Overcoming The Mental Health Aspects of Injury & Learning to Enjoy Success While Having Fun
Injuries are an inevitable part of sports. They are bound to happen to the best of us. And while everyone knows each injury requires the appropriate physical recovery, the mental health aspect of recovery is just as important. We chatted with Kate Bettinger, a Stanford grad who played on the Women’s Soccer team and now works as an analyst for Private Equity firm, TPG. She talked to us about the mental health challenges of her injury, how she learned soccer did not define her, and how she’s transitioned from soccer to TPG.
Tell us about yourself.
My name is Kate Bettinger and I finished my degree in Science, Technology & Society in 2016. I completed my co-term in Communications in 2017. During my time at Stanford I played on the women’s soccer team and spent my free time biking around campus or volunteering on the Educational Farm.
I currently work as an analyst at TPG, a Private Equity firm in San Francisco.
What was your experience as a student-athlete like?
When I first stepped foot on campus I had this dream of what the next four years of my life would be like. I would be a star on the soccer team, get my degree and pursue professional sports after college. The only part of that dream that did come true was the degree. After an injury sidelined me in my freshman season, my athletic career came to a plateau. I struggled for the next two years with anxiety, depression, eating disorder, you name it. Who was I without soccer?
By my junior year, I began to accept my situation and make positive changes. I started putting a lot of time and energy into my academics and discovered how much I loved to learn. I branched out beyond the athletic community and built a network within the broader Stanford community that encouraged me to pursue my academic interests and build skills that would serve me in the “real world” (FYI, Stanford is not the real world).

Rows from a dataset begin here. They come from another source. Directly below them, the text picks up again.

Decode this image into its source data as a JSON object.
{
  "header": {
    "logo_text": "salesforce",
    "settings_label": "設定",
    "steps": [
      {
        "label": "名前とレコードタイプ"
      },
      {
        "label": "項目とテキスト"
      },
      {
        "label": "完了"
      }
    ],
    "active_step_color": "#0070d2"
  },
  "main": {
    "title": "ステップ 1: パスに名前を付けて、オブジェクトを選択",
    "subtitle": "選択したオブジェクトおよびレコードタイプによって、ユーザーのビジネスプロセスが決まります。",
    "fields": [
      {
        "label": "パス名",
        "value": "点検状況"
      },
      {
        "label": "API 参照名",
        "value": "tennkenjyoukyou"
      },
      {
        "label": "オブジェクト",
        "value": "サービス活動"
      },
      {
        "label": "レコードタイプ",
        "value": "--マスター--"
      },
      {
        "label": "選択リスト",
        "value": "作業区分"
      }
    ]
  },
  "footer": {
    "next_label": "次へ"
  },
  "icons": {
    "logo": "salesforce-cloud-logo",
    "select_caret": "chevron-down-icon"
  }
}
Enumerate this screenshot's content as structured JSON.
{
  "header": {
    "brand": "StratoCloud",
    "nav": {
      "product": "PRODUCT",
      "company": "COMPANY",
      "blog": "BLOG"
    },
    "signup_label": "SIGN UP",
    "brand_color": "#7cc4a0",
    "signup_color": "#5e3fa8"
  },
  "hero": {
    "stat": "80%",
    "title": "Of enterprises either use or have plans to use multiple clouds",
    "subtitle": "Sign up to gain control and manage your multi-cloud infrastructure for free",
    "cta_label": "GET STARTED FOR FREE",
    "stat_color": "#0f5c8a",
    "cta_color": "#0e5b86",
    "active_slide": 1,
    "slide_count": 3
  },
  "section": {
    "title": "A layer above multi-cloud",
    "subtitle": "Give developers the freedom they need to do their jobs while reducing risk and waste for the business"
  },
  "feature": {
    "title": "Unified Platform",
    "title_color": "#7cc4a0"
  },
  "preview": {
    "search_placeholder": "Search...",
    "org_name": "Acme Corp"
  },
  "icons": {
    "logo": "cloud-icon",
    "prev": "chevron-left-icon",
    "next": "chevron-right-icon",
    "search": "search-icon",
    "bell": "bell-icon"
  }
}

I am so grateful for the opportunity to have been able to attend a school like Stanford and credit that to my soccer skills, but by my senior year, soccer was just a small part of who I was as a person.
What was the biggest lesson you learned and the most challenging thing about your time as a student-athlete?
Being sidelined by an injury really humbled me. I went from being a superstar, to not much of a soccer player at all. It forced me to figure out who I was as a person, what I valued in life, and what difference I wanted to make in the world.
Did your injury change your relationship with your sport?
Before being injured, soccer was everything in my life. After a long two year identity crisis, I began to see it more so as an activity that brought me joy and friendships. I stopped worrying about being the best and started to just have fun with my teammates.
The main lesson I learned from that experience was that soccer and sports do not define me as a person. It took a while for me to actually believe this, but I honestly like myself and my life so much more without the pressure that I put on myself to be this “perfect” athlete.
In what ways has that affected you now, years later?
After getting injured I struggled with an eating disorder for the rest of my time in college. I have come such a long way since then, but psychological disorders like that stay with you forever.
What's one thing you wish you knew about the mental health aspect of injuries before college?
To be candid, I wish I knew that trying to control the food I ate was not a solution to the problem.
When you were thinking about what was next, what were some of the things you wanted out of a job / work environment?
I knew that I wanted to be surrounded by smart people who would challenge me to be a better version of myself. TPG has gone beyond that. The people I am surrounded by here and the hard/soft skills I am learning are invaluable.
Describe your transition to TPG.
My best friend and Stanford teammate, Hannah Farr used to work here. One day I called her just to catch up and she connected me with the TPG team. I had no plans of coming to TPG, but am so grateful that I get to be here.
In terms of the transition, the only major bummer about work is having to be inside all day sitting at a desk. Otherwise, the transition has been smooth. Lots of the things I learned from sports – discipline, teamwork, leadership – all translate into the working world.
What is it about being a student-athlete that you feel helped prepare you to handle the transition into the workforce?
Time management is key. You need to know how to prioritize and execute. Also, the world is a competitive place, so the innate, competitive instinct are essential.
What was the toughest part of the transition moving away from being a full-time athlete?
The working world is harder for me to measure progress on a micro level. I am no longer an expert at my task, it will take a lot of reps and years before I can start measuring the little details in my work product like I was able to in soccer.
Working as an analyst at TPG also requires technical skills that I did not have coming into the job, so getting those under me were definitely challenging. But as with anything, a lot of practice and it will be muscle memory.
Why is TPG and your role the perfect thing for you or someone with an athletic background?
It requires a hard-working and competitive mentality. Also, being very attentive to detail and working on teams are big parts of my job at TPG.
If you could go back and give yourself one piece of advice as a student-athlete, what would it be?
Don’t take yourself so seriously, it is okay to enjoy success and have fun. I often felt that being a student-athlete was a full-time job. Yes, it requires great deal of time management and drive, but it is also such a privilege. I wish I could have enjoyed myself more in college.
Finish this sentence: My biggest strength as a leader is…
Ungoogleable fact about you:
I am secretly a really talented artist and love to paint.